He’s unlikely to be remembered chiefly as a rapper, despite some fine wordplay peppering this release. The absorbing 'Yonkers' – half as mesmerising when separated from its video, but still capable of holding the listener with vice-like force – is a torrent of stylish syllables, spat savagely by an individual who, quite genuinely, sounds as close to the edge as one can get without tumbling into the chasm below. 'Sandwitches' is fine, too – but that both of these cuts were widely circulated ahead of Goblin’s release does rather lessen its first-listen impact and overall longevity. Tyler’s future, odd or otherwise, would seem to be in production. Goblin bubbles forth cues from the RZA’s steely beats, and The Neptunes’ silken funk is evident – 'horrorcore', whatever that might be, seems in short supply, as there’s nothing unsettling in these arrangements. In 'She' – the album’s softest, most commercially immediate offering, featuring a fine guest turn from ex-Def Jam artist Frank Ocean, now a card-carrying Odd Future member – there’s even a trace of The-Dream’s seductive soulfulness. One can easily picture Tyler at the controls, working his minimalist magic for an established chart-botherer. He claims he’s not interested in money – what he needs he gets for free, et cetera – but also mentions that he’d like to be able to support his mother. Surely, in the desk-manning direction do dollars wait.
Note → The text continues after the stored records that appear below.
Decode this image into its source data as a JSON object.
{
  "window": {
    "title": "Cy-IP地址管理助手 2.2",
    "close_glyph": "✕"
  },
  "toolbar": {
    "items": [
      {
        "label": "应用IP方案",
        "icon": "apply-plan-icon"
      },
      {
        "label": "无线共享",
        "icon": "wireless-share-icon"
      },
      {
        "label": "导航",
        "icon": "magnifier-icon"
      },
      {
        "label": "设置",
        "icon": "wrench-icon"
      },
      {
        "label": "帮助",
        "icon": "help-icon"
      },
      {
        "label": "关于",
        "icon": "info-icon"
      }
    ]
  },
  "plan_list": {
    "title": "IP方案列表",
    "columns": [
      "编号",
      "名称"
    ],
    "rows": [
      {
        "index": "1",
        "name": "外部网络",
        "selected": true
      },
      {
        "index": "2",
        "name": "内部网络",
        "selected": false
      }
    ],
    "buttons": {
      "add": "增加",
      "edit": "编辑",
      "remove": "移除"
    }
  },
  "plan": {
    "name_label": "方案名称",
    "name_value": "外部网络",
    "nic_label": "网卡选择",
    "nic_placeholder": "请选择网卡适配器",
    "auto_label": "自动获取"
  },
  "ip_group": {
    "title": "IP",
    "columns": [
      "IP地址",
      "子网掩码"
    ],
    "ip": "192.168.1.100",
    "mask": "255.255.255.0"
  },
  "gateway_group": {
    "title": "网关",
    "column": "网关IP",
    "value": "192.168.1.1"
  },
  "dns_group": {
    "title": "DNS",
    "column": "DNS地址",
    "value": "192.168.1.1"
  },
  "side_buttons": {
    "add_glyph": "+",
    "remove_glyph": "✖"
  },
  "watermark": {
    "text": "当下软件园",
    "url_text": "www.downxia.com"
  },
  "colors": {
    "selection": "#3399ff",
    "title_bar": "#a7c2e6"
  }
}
What came across as playful, despite the graphic intensity, on Bastard is just nasty here – 'Transylvania' can be cut from anyone’s iTunes version of this record. There’s no place for the more extreme side of Tyler’s worldview now that he’s made the transition from cult meme to cross-cultural phenomenon. But cast its most unsavoury numbers aside, and Goblin’s a very listenable, very well realised album from an artist whose career is only getting started. It’s no Illmatic, no 36 Chambers, but what is nowadays? (The era of truly unprecedented rap debuts must be behind us, as affordable technology allows anyone to crack on with beat-making to accompany their rhyme-stealing.) One hopes that its maker can chill a little once this record’s promo cycle slows down, take a step back from the coalface of hype, and really nail a definitive statement of intent come album three (titled Wolf, expected in 2012). There are muddled, muffled messages here, whispers of golden horizons and awards cluttering the shelves; it’s just a shame that the filler is so predictably repugnant and the brilliant gems so widely scattered. Radical? Not yet, kid, not quite.